In this world that seems to incline more and more toward standardization we should remember the benefits of project-based learning and artistic expression and we should remember that school subjects are best learned intertwined. The old labels of ‘core subjects’ and ‘specials’ are outdated. A complete education demands the benefits of all disciplines, academic and otherwise.

And when we work with children – and this is key to facilitating successful learning – a sense of joy should permeate the process – the kind of joy that usually accompanies artistic enterprise. All too often today the schoolroom feels like a workhouse, as attention focuses heavily on scores and data and school report cards.

Children want to learn. They are learning machines! Think of the enormous tasks they accomplish during their first years of life – how to walk, how to understand what others mean when they make sounds,  and finally how to talk themselves. Why do they do it?  The desire to learn is inborn in us. We need to be sure our schools keep that desire to learn alive.

Kathreen Harrison

About Kathreen Harrison

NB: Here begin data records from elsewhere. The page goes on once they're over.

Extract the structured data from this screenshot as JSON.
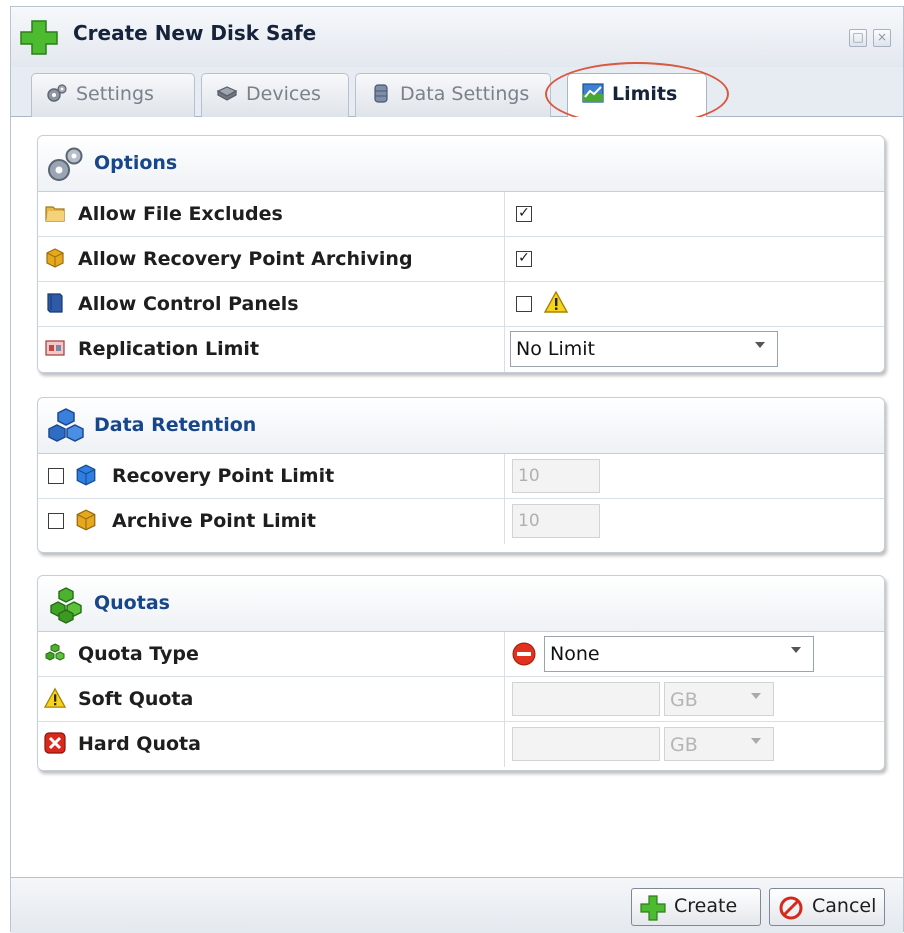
{
  "window": {
    "title": "Create New Disk Safe",
    "restore_glyph": "□",
    "close_glyph": "×"
  },
  "tabs": [
    {
      "label": "Settings",
      "icon": "gears-icon",
      "active": false
    },
    {
      "label": "Devices",
      "icon": "disk-icon",
      "active": false
    },
    {
      "label": "Data Settings",
      "icon": "database-icon",
      "active": false
    },
    {
      "label": "Limits",
      "icon": "chart-icon",
      "active": true
    }
  ],
  "options": {
    "title": "Options",
    "rows": [
      {
        "label": "Allow File Excludes",
        "icon": "folder-icon",
        "checked": true
      },
      {
        "label": "Allow Recovery Point Archiving",
        "icon": "archive-cube-icon",
        "checked": true
      },
      {
        "label": "Allow Control Panels",
        "icon": "book-icon",
        "checked": false,
        "warning": true
      },
      {
        "label": "Replication Limit",
        "icon": "replication-icon",
        "select_value": "No Limit"
      }
    ]
  },
  "retention": {
    "title": "Data Retention",
    "rows": [
      {
        "label": "Recovery Point Limit",
        "icon": "blue-cube-icon",
        "checked": false,
        "value": "10"
      },
      {
        "label": "Archive Point Limit",
        "icon": "gold-cube-icon",
        "checked": false,
        "value": "10"
      }
    ]
  },
  "quotas": {
    "title": "Quotas",
    "rows": [
      {
        "label": "Quota Type",
        "icon": "green-cubes-icon",
        "select_value": "None"
      },
      {
        "label": "Soft Quota",
        "icon": "warning-icon",
        "value": "",
        "unit": "GB"
      },
      {
        "label": "Hard Quota",
        "icon": "error-icon",
        "value": "",
        "unit": "GB"
      }
    ]
  },
  "checkmark_glyph": "✓",
  "footer": {
    "create_label": "Create",
    "cancel_label": "Cancel"
  },
  "colors": {
    "accent": "#17468a",
    "highlight": "#d9593f",
    "create_green": "#3faa2d",
    "cancel_red": "#d32a1d"
  }
}
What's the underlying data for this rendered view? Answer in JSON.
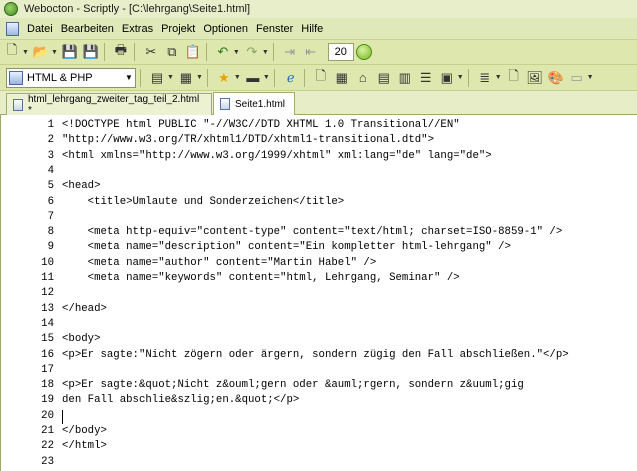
{
  "titlebar": {
    "title": "Webocton - Scriptly - [C:\\lehrgang\\Seite1.html]"
  },
  "menu": {
    "items": [
      "Datei",
      "Bearbeiten",
      "Extras",
      "Projekt",
      "Optionen",
      "Fenster",
      "Hilfe"
    ]
  },
  "toolbar": {
    "font_size": "20",
    "language": "HTML & PHP"
  },
  "tabs": [
    {
      "label": "html_lehrgang_zweiter_tag_teil_2.html *",
      "active": false
    },
    {
      "label": "Seite1.html",
      "active": true
    }
  ],
  "editor": {
    "lines": [
      {
        "n": "1",
        "t": "<!DOCTYPE html PUBLIC \"-//W3C//DTD XHTML 1.0 Transitional//EN\""
      },
      {
        "n": "2",
        "t": "\"http://www.w3.org/TR/xhtml1/DTD/xhtml1-transitional.dtd\">"
      },
      {
        "n": "3",
        "t": "<html xmlns=\"http://www.w3.org/1999/xhtml\" xml:lang=\"de\" lang=\"de\">"
      },
      {
        "n": "4",
        "t": ""
      },
      {
        "n": "5",
        "t": "<head>"
      },
      {
        "n": "6",
        "t": "    <title>Umlaute und Sonderzeichen</title>"
      },
      {
        "n": "7",
        "t": ""
      },
      {
        "n": "8",
        "t": "    <meta http-equiv=\"content-type\" content=\"text/html; charset=ISO-8859-1\" />"
      },
      {
        "n": "9",
        "t": "    <meta name=\"description\" content=\"Ein kompletter html-lehrgang\" />"
      },
      {
        "n": "10",
        "t": "    <meta name=\"author\" content=\"Martin Habel\" />"
      },
      {
        "n": "11",
        "t": "    <meta name=\"keywords\" content=\"html, Lehrgang, Seminar\" />"
      },
      {
        "n": "12",
        "t": ""
      },
      {
        "n": "13",
        "t": "</head>"
      },
      {
        "n": "14",
        "t": ""
      },
      {
        "n": "15",
        "t": "<body>"
      },
      {
        "n": "16",
        "t": "<p>Er sagte:\"Nicht zögern oder ärgern, sondern zügig den Fall abschließen.\"</p>"
      },
      {
        "n": "17",
        "t": ""
      },
      {
        "n": "18",
        "t": "<p>Er sagte:&quot;Nicht z&ouml;gern oder &auml;rgern, sondern z&uuml;gig"
      },
      {
        "n": "19",
        "t": "den Fall abschlie&szlig;en.&quot;</p>"
      },
      {
        "n": "20",
        "t": ""
      },
      {
        "n": "21",
        "t": "</body>"
      },
      {
        "n": "22",
        "t": "</html>"
      },
      {
        "n": "23",
        "t": ""
      }
    ]
  }
}
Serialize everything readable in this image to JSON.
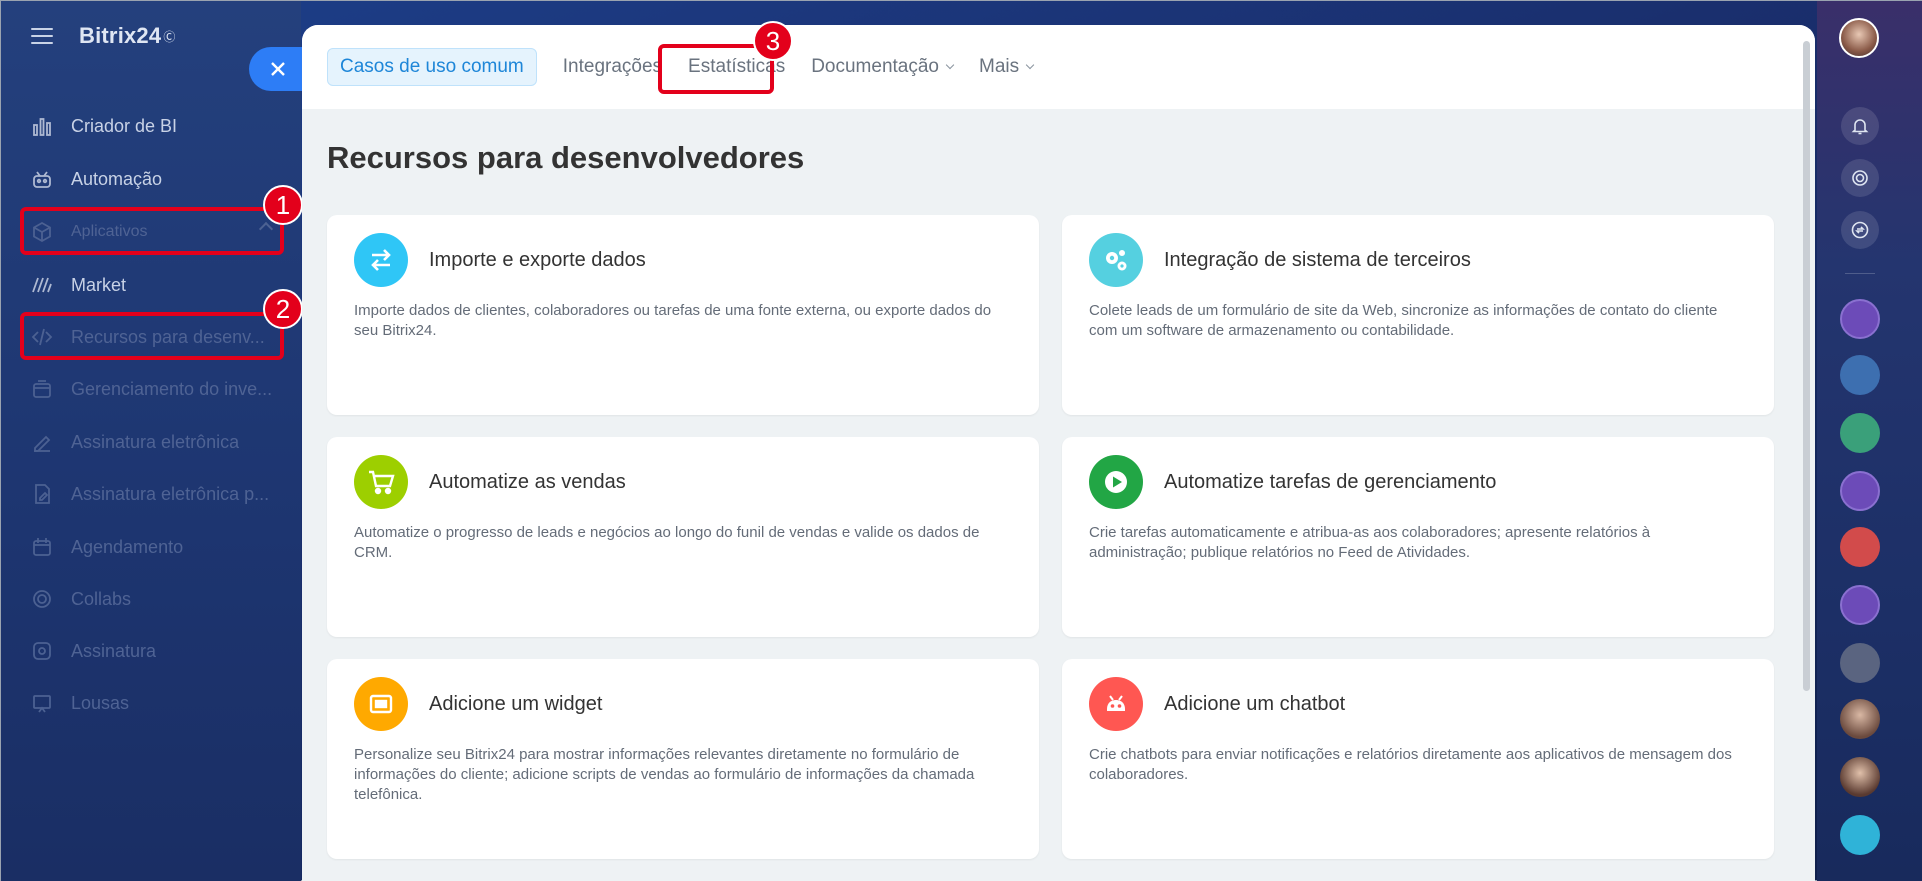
{
  "app": {
    "logo": "Bitrix24",
    "logo_mark": "Ⓞ"
  },
  "sidebar": {
    "items": [
      {
        "label": "Criador de BI",
        "icon": "bar-chart-icon",
        "state": "bright"
      },
      {
        "label": "Automação",
        "icon": "robot-icon",
        "state": "bright"
      },
      {
        "label": "Aplicativos",
        "icon": "cube-icon",
        "state": "dim"
      },
      {
        "label": "Market",
        "icon": "market-icon",
        "state": "bright"
      },
      {
        "label": "Recursos para desenv...",
        "icon": "code-icon",
        "state": "dim"
      },
      {
        "label": "Gerenciamento do inve...",
        "icon": "inventory-icon",
        "state": "dim"
      },
      {
        "label": "Assinatura eletrônica",
        "icon": "signature-icon",
        "state": "dim"
      },
      {
        "label": "Assinatura eletrônica p...",
        "icon": "signature-doc-icon",
        "state": "dim"
      },
      {
        "label": "Agendamento",
        "icon": "calendar-icon",
        "state": "dim"
      },
      {
        "label": "Collabs",
        "icon": "collabs-icon",
        "state": "dim"
      },
      {
        "label": "Assinatura",
        "icon": "subscription-icon",
        "state": "dim"
      },
      {
        "label": "Lousas",
        "icon": "board-icon",
        "state": "dim"
      }
    ]
  },
  "annotations": {
    "badge1": "1",
    "badge2": "2",
    "badge3": "3",
    "highlight_color": "#e3001b"
  },
  "topnav": {
    "tabs": [
      {
        "label": "Casos de uso comum",
        "active": true
      },
      {
        "label": "Integrações"
      },
      {
        "label": "Estatísticas"
      },
      {
        "label": "Documentação",
        "dropdown": true
      },
      {
        "label": "Mais",
        "dropdown": true
      }
    ]
  },
  "main": {
    "title": "Recursos para desenvolvedores",
    "cards": [
      {
        "title": "Importe e exporte dados",
        "desc": "Importe dados de clientes, colaboradores ou tarefas de uma fonte externa, ou exporte dados do seu Bitrix24.",
        "icon": "arrows-exchange-icon",
        "color": "#2fc6f6"
      },
      {
        "title": "Integração de sistema de terceiros",
        "desc": "Colete leads de um formulário de site da Web, sincronize as informações de contato do cliente com um software de armazenamento ou contabilidade.",
        "icon": "gears-icon",
        "color": "#55d0e0"
      },
      {
        "title": "Automatize as vendas",
        "desc": "Automatize o progresso de leads e negócios ao longo do funil de vendas e valide os dados de CRM.",
        "icon": "cart-icon",
        "color": "#9dcf00"
      },
      {
        "title": "Automatize tarefas de gerenciamento",
        "desc": "Crie tarefas automaticamente e atribua-as aos colaboradores; apresente relatórios à administração; publique relatórios no Feed de Atividades.",
        "icon": "play-icon",
        "color": "#22a645"
      },
      {
        "title": "Adicione um widget",
        "desc": "Personalize seu Bitrix24 para mostrar informações relevantes diretamente no formulário de informações do cliente; adicione scripts de vendas ao formulário de informações da chamada telefônica.",
        "icon": "widget-icon",
        "color": "#ffa900"
      },
      {
        "title": "Adicione um chatbot",
        "desc": "Crie chatbots para enviar notificações e relatórios diretamente aos aplicativos de mensagem dos colaboradores.",
        "icon": "bot-icon",
        "color": "#ff5752"
      }
    ]
  }
}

Kathreen Harrison is a public school teacher in Maine. She has a master’s degree from Bank Street College of Education and a bachelor’s degree from Harvard College. She has worked in a variety of schools in New York and Maine in a number of capacities – French teacher, gifted and talented teacher, elementary school teacher, and curriculum coordinator for island schools. She has lived in Maine for 20 years and has a particular interest in school reform.